What you need to do ->
Your copy should match the records exactly, except that no pictures appear in it.

[[ Data for processing, beginning ]]

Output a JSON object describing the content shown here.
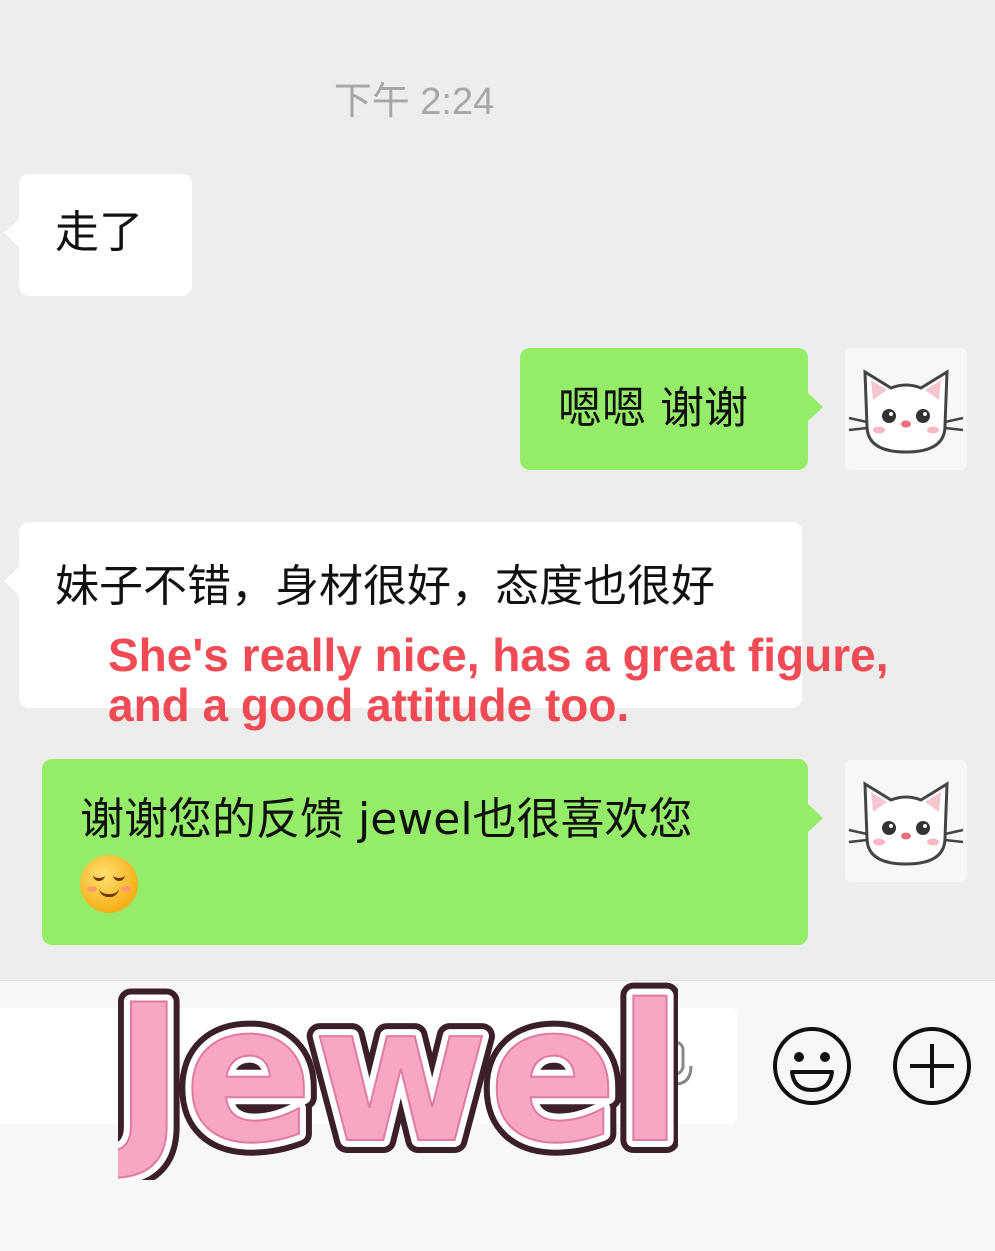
{
  "chat": {
    "timestamp": "下午 2:24",
    "messages": [
      {
        "side": "incoming",
        "text": "走了"
      },
      {
        "side": "outgoing",
        "text": "嗯嗯 谢谢"
      },
      {
        "side": "incoming",
        "text": "妹子不错，身材很好，态度也很好"
      },
      {
        "side": "outgoing",
        "text": "谢谢您的反馈 jewel也很喜欢您",
        "emoji": "smiling-face-emoji"
      }
    ],
    "translation": "She's really nice, has a great figure, and a good attitude too.",
    "avatar_icon": "cat-avatar-icon"
  },
  "input_bar": {
    "voice_icon": "microphone-icon",
    "emoji_icon": "smiley-icon",
    "plus_icon": "plus-icon"
  },
  "watermark": "Jewel",
  "colors": {
    "background": "#ededed",
    "outgoing_bubble": "#95ec69",
    "incoming_bubble": "#ffffff",
    "translation": "#f04a55",
    "watermark_fill": "#f7a6c4",
    "watermark_stroke": "#3b1f2a"
  }
}
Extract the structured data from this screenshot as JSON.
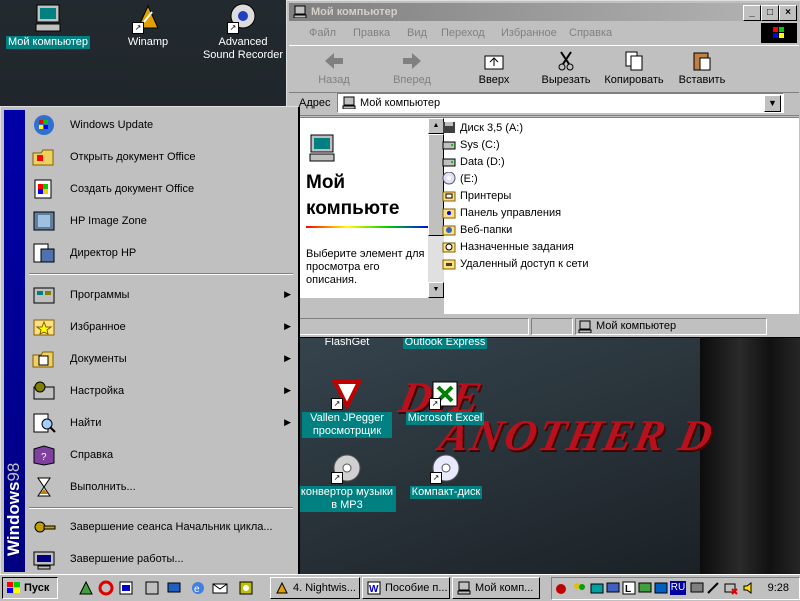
{
  "desktop": {
    "icons": [
      {
        "label": "Мой компьютер",
        "icon": "my-computer-icon"
      },
      {
        "label": "Winamp",
        "icon": "winamp-icon"
      },
      {
        "label": "Advanced Sound Recorder",
        "icon": "sound-recorder-icon"
      },
      {
        "label": "FlashGet",
        "icon": "flashget-icon"
      },
      {
        "label": "Outlook Express",
        "icon": "outlook-express-icon"
      },
      {
        "label": "Vallen JPegger просмотрщик",
        "icon": "jpegger-icon"
      },
      {
        "label": "Microsoft Excel",
        "icon": "excel-icon"
      },
      {
        "label": "конвертор музыки в MP3",
        "icon": "mp3-converter-icon"
      },
      {
        "label": "Компакт-диск",
        "icon": "cd-icon"
      }
    ],
    "wallpaper_text": [
      "DIE",
      "ANOTHER D"
    ]
  },
  "window": {
    "title": "Мой компьютер",
    "menu": [
      "Файл",
      "Правка",
      "Вид",
      "Переход",
      "Избранное",
      "Справка"
    ],
    "toolbar": {
      "back": "Назад",
      "forward": "Вперед",
      "up": "Вверх",
      "cut": "Вырезать",
      "copy": "Копировать",
      "paste": "Вставить"
    },
    "address_label": "Адрес",
    "address_value": "Мой компьютер",
    "left_pane": {
      "title": "Мой компьюте",
      "description": "Выберите элемент для просмотра его описания."
    },
    "items": [
      {
        "label": "Диск 3,5 (A:)",
        "icon": "floppy-icon"
      },
      {
        "label": "Sys (C:)",
        "icon": "hard-drive-icon"
      },
      {
        "label": "Data (D:)",
        "icon": "hard-drive-icon"
      },
      {
        "label": "(E:)",
        "icon": "cd-drive-icon"
      },
      {
        "label": "Принтеры",
        "icon": "printers-folder-icon"
      },
      {
        "label": "Панель управления",
        "icon": "control-panel-icon"
      },
      {
        "label": "Веб-папки",
        "icon": "web-folders-icon"
      },
      {
        "label": "Назначенные задания",
        "icon": "scheduled-tasks-icon"
      },
      {
        "label": "Удаленный доступ к сети",
        "icon": "dialup-icon"
      }
    ],
    "status_text": "Мой компьютер"
  },
  "start_menu": {
    "banner": {
      "brand": "Windows",
      "version": "98"
    },
    "top_items": [
      {
        "label": "Windows Update",
        "icon": "windows-update-icon"
      },
      {
        "label": "Открыть документ Office",
        "icon": "open-office-doc-icon"
      },
      {
        "label": "Создать документ Office",
        "icon": "new-office-doc-icon"
      },
      {
        "label": "HP  Image Zone",
        "icon": "hp-image-zone-icon"
      },
      {
        "label": "Директор HP",
        "icon": "hp-director-icon"
      }
    ],
    "main_items": [
      {
        "label": "Программы",
        "icon": "programs-icon",
        "submenu": true
      },
      {
        "label": "Избранное",
        "icon": "favorites-icon",
        "submenu": true
      },
      {
        "label": "Документы",
        "icon": "documents-icon",
        "submenu": true
      },
      {
        "label": "Настройка",
        "icon": "settings-icon",
        "submenu": true
      },
      {
        "label": "Найти",
        "icon": "find-icon",
        "submenu": true
      },
      {
        "label": "Справка",
        "icon": "help-icon",
        "submenu": false
      },
      {
        "label": "Выполнить...",
        "icon": "run-icon",
        "submenu": false
      }
    ],
    "bottom_items": [
      {
        "label": "Завершение сеанса Начальник цикла...",
        "icon": "logoff-icon"
      },
      {
        "label": "Завершение работы...",
        "icon": "shutdown-icon"
      }
    ]
  },
  "taskbar": {
    "start_label": "Пуск",
    "tasks": [
      {
        "label": "4. Nightwis...",
        "icon": "winamp-task-icon"
      },
      {
        "label": "Пособие п...",
        "icon": "word-task-icon"
      },
      {
        "label": "Мой комп...",
        "icon": "explorer-task-icon"
      }
    ],
    "clock": "9:28",
    "lang": "RU"
  }
}
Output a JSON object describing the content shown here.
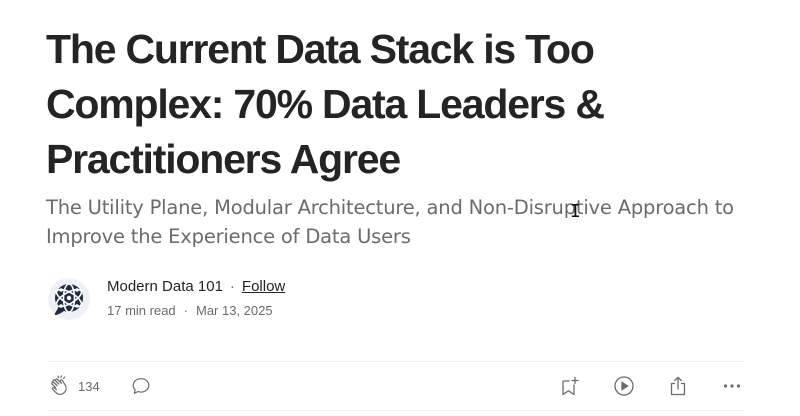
{
  "article": {
    "title": "The Current Data Stack is Too Complex: 70% Data Leaders & Practitioners Agree",
    "subtitle": "The Utility Plane, Modular Architecture, and Non-Disruptive Approach to Improve the Experience of Data Users"
  },
  "author": {
    "name": "Modern Data 101",
    "follow_label": "Follow",
    "read_time": "17 min read",
    "date": "Mar 13, 2025",
    "separator": "·",
    "avatar_icon": "globe-network-logo-icon"
  },
  "actions": {
    "clap_count": "134",
    "clap_icon": "clap-icon",
    "comment_icon": "comment-icon",
    "bookmark_icon": "bookmark-add-icon",
    "listen_icon": "play-icon",
    "share_icon": "share-icon",
    "more_icon": "more-icon"
  },
  "colors": {
    "text_primary": "#242424",
    "text_secondary": "#6b6b6b",
    "divider": "#f0f0f0",
    "avatar_dark": "#1f2a44"
  }
}
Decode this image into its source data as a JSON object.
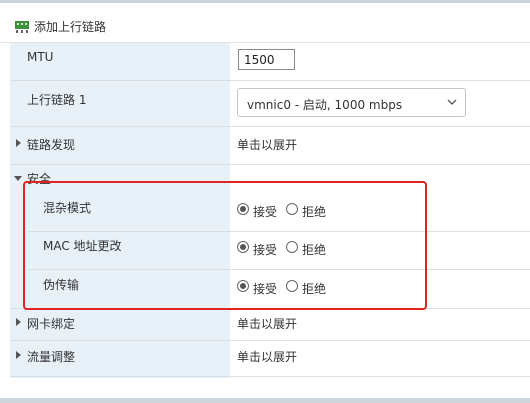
{
  "header": {
    "title": "添加上行链路",
    "icon": "network-adapter-icon"
  },
  "mtu": {
    "label": "MTU",
    "value": "1500"
  },
  "uplink": {
    "label": "上行链路 1",
    "selected": "vmnic0 - 启动, 1000 mbps"
  },
  "link_discovery": {
    "label": "链路发现",
    "value": "单击以展开"
  },
  "security": {
    "label": "安全",
    "accept_label": "接受",
    "reject_label": "拒绝",
    "rows": [
      {
        "label": "混杂模式",
        "selected": "接受"
      },
      {
        "label": "MAC 地址更改",
        "selected": "接受"
      },
      {
        "label": "伪传输",
        "selected": "接受"
      }
    ]
  },
  "nic_teaming": {
    "label": "网卡绑定",
    "value": "单击以展开"
  },
  "traffic_shaping": {
    "label": "流量调整",
    "value": "单击以展开"
  },
  "colors": {
    "highlight": "#e02424",
    "label_bg": "#e8f1f8"
  }
}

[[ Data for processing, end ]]

Answer for this exercise ->
Output a JSON object describing the content shown here.
{
  "chat": {
    "timestamp": "下午 2:24",
    "messages": [
      {
        "side": "incoming",
        "text": "走了"
      },
      {
        "side": "outgoing",
        "text": "嗯嗯 谢谢"
      },
      {
        "side": "incoming",
        "text": "妹子不错，身材很好，态度也很好"
      },
      {
        "side": "outgoing",
        "text": "谢谢您的反馈 jewel也很喜欢您",
        "emoji": "smiling-face-emoji"
      }
    ],
    "translation": "She's really nice, has a great figure, and a good attitude too.",
    "avatar_icon": "cat-avatar-icon"
  },
  "input_bar": {
    "voice_icon": "microphone-icon",
    "emoji_icon": "smiley-icon",
    "plus_icon": "plus-icon"
  },
  "watermark": "Jewel",
  "colors": {
    "background": "#ededed",
    "outgoing_bubble": "#95ec69",
    "incoming_bubble": "#ffffff",
    "translation": "#f04a55",
    "watermark_fill": "#f7a6c4",
    "watermark_stroke": "#3b1f2a"
  }
}
Extract the structured data from this screenshot as JSON.
{
  "desktop": {
    "icons": [
      {
        "label": "Мой компьютер",
        "icon": "my-computer-icon"
      },
      {
        "label": "Winamp",
        "icon": "winamp-icon"
      },
      {
        "label": "Advanced Sound Recorder",
        "icon": "sound-recorder-icon"
      },
      {
        "label": "FlashGet",
        "icon": "flashget-icon"
      },
      {
        "label": "Outlook Express",
        "icon": "outlook-express-icon"
      },
      {
        "label": "Vallen JPegger просмотрщик",
        "icon": "jpegger-icon"
      },
      {
        "label": "Microsoft Excel",
        "icon": "excel-icon"
      },
      {
        "label": "конвертор музыки в MP3",
        "icon": "mp3-converter-icon"
      },
      {
        "label": "Компакт-диск",
        "icon": "cd-icon"
      }
    ],
    "wallpaper_text": [
      "DIE",
      "ANOTHER D"
    ]
  },
  "window": {
    "title": "Мой компьютер",
    "menu": [
      "Файл",
      "Правка",
      "Вид",
      "Переход",
      "Избранное",
      "Справка"
    ],
    "toolbar": {
      "back": "Назад",
      "forward": "Вперед",
      "up": "Вверх",
      "cut": "Вырезать",
      "copy": "Копировать",
      "paste": "Вставить"
    },
    "address_label": "Адрес",
    "address_value": "Мой компьютер",
    "left_pane": {
      "title": "Мой компьюте",
      "description": "Выберите элемент для просмотра его описания."
    },
    "items": [
      {
        "label": "Диск 3,5 (A:)",
        "icon": "floppy-icon"
      },
      {
        "label": "Sys (C:)",
        "icon": "hard-drive-icon"
      },
      {
        "label": "Data (D:)",
        "icon": "hard-drive-icon"
      },
      {
        "label": "(E:)",
        "icon": "cd-drive-icon"
      },
      {
        "label": "Принтеры",
        "icon": "printers-folder-icon"
      },
      {
        "label": "Панель управления",
        "icon": "control-panel-icon"
      },
      {
        "label": "Веб-папки",
        "icon": "web-folders-icon"
      },
      {
        "label": "Назначенные задания",
        "icon": "scheduled-tasks-icon"
      },
      {
        "label": "Удаленный доступ к сети",
        "icon": "dialup-icon"
      }
    ],
    "status_text": "Мой компьютер"
  },
  "start_menu": {
    "banner": {
      "brand": "Windows",
      "version": "98"
    },
    "top_items": [
      {
        "label": "Windows Update",
        "icon": "windows-update-icon"
      },
      {
        "label": "Открыть документ Office",
        "icon": "open-office-doc-icon"
      },
      {
        "label": "Создать документ Office",
        "icon": "new-office-doc-icon"
      },
      {
        "label": "HP  Image Zone",
        "icon": "hp-image-zone-icon"
      },
      {
        "label": "Директор HP",
        "icon": "hp-director-icon"
      }
    ],
    "main_items": [
      {
        "label": "Программы",
        "icon": "programs-icon",
        "submenu": true
      },
      {
        "label": "Избранное",
        "icon": "favorites-icon",
        "submenu": true
      },
      {
        "label": "Документы",
        "icon": "documents-icon",
        "submenu": true
      },
      {
        "label": "Настройка",
        "icon": "settings-icon",
        "submenu": true
      },
      {
        "label": "Найти",
        "icon": "find-icon",
        "submenu": true
      },
      {
        "label": "Справка",
        "icon": "help-icon",
        "submenu": false
      },
      {
        "label": "Выполнить...",
        "icon": "run-icon",
        "submenu": false
      }
    ],
    "bottom_items": [
      {
        "label": "Завершение сеанса Начальник цикла...",
        "icon": "logoff-icon"
      },
      {
        "label": "Завершение работы...",
        "icon": "shutdown-icon"
      }
    ]
  },
  "taskbar": {
    "start_label": "Пуск",
    "tasks": [
      {
        "label": "4. Nightwis...",
        "icon": "winamp-task-icon"
      },
      {
        "label": "Пособие п...",
        "icon": "word-task-icon"
      },
      {
        "label": "Мой комп...",
        "icon": "explorer-task-icon"
      }
    ],
    "clock": "9:28",
    "lang": "RU"
  }
}
Output a JSON object describing the content shown here.
{
  "article": {
    "title": "The Current Data Stack is Too Complex: 70% Data Leaders & Practitioners Agree",
    "subtitle": "The Utility Plane, Modular Architecture, and Non-Disruptive Approach to Improve the Experience of Data Users"
  },
  "author": {
    "name": "Modern Data 101",
    "follow_label": "Follow",
    "read_time": "17 min read",
    "date": "Mar 13, 2025",
    "separator": "·",
    "avatar_icon": "globe-network-logo-icon"
  },
  "actions": {
    "clap_count": "134",
    "clap_icon": "clap-icon",
    "comment_icon": "comment-icon",
    "bookmark_icon": "bookmark-add-icon",
    "listen_icon": "play-icon",
    "share_icon": "share-icon",
    "more_icon": "more-icon"
  },
  "colors": {
    "text_primary": "#242424",
    "text_secondary": "#6b6b6b",
    "divider": "#f0f0f0",
    "avatar_dark": "#1f2a44"
  }
}
Decode this image into its source data as a JSON object.
{
  "header": {
    "title": "添加上行链路",
    "icon": "network-adapter-icon"
  },
  "mtu": {
    "label": "MTU",
    "value": "1500"
  },
  "uplink": {
    "label": "上行链路 1",
    "selected": "vmnic0 - 启动, 1000 mbps"
  },
  "link_discovery": {
    "label": "链路发现",
    "value": "单击以展开"
  },
  "security": {
    "label": "安全",
    "accept_label": "接受",
    "reject_label": "拒绝",
    "rows": [
      {
        "label": "混杂模式",
        "selected": "接受"
      },
      {
        "label": "MAC 地址更改",
        "selected": "接受"
      },
      {
        "label": "伪传输",
        "selected": "接受"
      }
    ]
  },
  "nic_teaming": {
    "label": "网卡绑定",
    "value": "单击以展开"
  },
  "traffic_shaping": {
    "label": "流量调整",
    "value": "单击以展开"
  },
  "colors": {
    "highlight": "#e02424",
    "label_bg": "#e8f1f8"
  }
}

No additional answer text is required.